Entries taken from a collection
· · · · ·
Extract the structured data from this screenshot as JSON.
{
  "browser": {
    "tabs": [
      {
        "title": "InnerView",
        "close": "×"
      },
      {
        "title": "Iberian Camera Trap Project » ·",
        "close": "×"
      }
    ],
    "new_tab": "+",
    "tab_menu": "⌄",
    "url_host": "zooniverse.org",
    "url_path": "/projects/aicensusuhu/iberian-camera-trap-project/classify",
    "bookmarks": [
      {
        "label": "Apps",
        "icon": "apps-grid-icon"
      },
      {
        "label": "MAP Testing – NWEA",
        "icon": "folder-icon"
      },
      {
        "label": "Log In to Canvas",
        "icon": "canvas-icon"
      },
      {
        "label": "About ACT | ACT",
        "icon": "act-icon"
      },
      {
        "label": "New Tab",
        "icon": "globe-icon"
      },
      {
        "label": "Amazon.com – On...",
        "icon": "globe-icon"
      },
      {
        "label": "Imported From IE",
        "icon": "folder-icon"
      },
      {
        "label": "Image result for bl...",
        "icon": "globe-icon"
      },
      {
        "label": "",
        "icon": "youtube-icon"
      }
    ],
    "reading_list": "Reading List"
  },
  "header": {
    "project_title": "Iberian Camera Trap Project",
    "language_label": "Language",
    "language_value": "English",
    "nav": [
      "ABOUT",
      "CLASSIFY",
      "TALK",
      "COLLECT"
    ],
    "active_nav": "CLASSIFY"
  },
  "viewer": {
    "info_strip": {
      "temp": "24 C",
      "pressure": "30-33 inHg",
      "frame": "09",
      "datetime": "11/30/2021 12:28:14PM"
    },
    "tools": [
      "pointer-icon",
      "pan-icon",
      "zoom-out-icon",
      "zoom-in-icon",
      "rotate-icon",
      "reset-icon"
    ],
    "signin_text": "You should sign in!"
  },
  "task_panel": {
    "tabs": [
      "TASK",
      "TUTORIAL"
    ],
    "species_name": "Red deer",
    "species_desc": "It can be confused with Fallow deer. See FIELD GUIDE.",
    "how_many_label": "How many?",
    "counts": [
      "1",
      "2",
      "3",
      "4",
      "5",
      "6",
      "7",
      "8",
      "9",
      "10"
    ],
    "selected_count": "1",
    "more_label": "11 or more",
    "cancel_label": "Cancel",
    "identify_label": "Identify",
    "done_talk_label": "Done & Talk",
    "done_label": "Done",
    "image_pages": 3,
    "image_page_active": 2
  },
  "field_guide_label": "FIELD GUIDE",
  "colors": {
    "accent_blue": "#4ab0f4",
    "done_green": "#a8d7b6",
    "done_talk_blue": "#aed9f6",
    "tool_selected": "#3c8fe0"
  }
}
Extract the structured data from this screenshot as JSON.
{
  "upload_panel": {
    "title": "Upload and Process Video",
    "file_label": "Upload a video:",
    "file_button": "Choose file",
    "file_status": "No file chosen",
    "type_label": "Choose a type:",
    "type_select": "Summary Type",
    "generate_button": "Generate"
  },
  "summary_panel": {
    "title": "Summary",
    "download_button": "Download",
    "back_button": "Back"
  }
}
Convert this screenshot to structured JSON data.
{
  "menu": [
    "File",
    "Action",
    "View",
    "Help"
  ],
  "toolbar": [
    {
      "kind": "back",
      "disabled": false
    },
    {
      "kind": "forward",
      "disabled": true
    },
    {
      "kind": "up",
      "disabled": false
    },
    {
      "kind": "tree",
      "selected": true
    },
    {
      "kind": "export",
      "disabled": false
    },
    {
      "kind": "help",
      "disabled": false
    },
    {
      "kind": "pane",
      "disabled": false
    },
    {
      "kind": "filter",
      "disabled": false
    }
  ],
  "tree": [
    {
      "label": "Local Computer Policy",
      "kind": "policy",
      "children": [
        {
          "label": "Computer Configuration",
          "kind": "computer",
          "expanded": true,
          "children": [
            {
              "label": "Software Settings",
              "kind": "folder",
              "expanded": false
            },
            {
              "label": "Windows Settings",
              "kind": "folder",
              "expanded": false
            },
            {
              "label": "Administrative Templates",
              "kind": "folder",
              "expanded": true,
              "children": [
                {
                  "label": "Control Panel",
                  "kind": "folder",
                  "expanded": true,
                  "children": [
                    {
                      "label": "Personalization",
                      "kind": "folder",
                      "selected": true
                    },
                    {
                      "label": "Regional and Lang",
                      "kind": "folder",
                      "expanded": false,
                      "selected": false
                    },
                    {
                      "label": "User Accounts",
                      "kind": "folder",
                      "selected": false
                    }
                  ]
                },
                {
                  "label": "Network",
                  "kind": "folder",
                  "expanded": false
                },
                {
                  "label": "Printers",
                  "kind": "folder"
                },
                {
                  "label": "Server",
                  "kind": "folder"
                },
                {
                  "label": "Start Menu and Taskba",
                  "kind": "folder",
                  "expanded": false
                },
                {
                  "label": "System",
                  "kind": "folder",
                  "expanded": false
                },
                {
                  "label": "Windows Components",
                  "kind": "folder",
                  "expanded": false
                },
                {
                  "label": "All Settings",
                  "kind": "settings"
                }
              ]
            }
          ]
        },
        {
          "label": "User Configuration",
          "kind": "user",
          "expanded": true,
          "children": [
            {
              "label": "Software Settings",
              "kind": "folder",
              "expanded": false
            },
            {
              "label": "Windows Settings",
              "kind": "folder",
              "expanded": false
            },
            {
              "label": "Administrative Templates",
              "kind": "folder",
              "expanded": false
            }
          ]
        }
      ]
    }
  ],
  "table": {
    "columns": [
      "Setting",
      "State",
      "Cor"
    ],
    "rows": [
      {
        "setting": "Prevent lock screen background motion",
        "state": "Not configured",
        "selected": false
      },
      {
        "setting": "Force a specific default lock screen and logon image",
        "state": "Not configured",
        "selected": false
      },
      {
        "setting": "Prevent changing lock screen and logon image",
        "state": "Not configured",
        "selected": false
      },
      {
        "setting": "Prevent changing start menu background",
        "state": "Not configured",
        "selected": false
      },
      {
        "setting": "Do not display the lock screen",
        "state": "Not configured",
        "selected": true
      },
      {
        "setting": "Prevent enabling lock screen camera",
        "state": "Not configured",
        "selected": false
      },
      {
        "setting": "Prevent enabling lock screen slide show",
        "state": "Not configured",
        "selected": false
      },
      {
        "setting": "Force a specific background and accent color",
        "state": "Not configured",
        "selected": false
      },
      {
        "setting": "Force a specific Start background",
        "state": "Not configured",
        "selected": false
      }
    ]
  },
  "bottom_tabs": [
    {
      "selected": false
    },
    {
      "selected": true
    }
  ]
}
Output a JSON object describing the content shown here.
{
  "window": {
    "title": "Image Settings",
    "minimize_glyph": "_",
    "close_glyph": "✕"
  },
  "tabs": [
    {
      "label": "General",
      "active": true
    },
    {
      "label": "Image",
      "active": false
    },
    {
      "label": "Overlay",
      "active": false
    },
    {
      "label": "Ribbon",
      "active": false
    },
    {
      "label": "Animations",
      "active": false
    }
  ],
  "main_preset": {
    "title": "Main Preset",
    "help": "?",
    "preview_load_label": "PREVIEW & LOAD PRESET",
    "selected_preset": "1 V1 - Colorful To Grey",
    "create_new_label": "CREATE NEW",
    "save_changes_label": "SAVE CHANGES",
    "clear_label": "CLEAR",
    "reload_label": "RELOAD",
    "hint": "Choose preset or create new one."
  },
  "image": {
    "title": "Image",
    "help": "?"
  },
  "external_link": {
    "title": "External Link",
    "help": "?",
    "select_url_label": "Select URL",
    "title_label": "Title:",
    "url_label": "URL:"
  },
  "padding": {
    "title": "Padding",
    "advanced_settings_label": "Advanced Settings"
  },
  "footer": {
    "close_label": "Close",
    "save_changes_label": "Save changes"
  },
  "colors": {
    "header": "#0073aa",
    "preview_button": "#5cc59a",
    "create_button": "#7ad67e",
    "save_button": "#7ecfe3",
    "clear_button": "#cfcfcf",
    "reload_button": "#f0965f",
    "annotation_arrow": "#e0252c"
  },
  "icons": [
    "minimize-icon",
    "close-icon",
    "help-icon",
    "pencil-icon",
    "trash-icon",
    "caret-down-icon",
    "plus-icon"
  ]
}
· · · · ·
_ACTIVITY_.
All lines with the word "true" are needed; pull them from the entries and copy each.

_OUTPUT BELOW_.
      "disabled": true
      "selected": true
          "expanded": true,
              "expanded": true,
                  "expanded": true,
                      "selected": true
          "expanded": true,
        "selected": true
      "selected": true
      "active": true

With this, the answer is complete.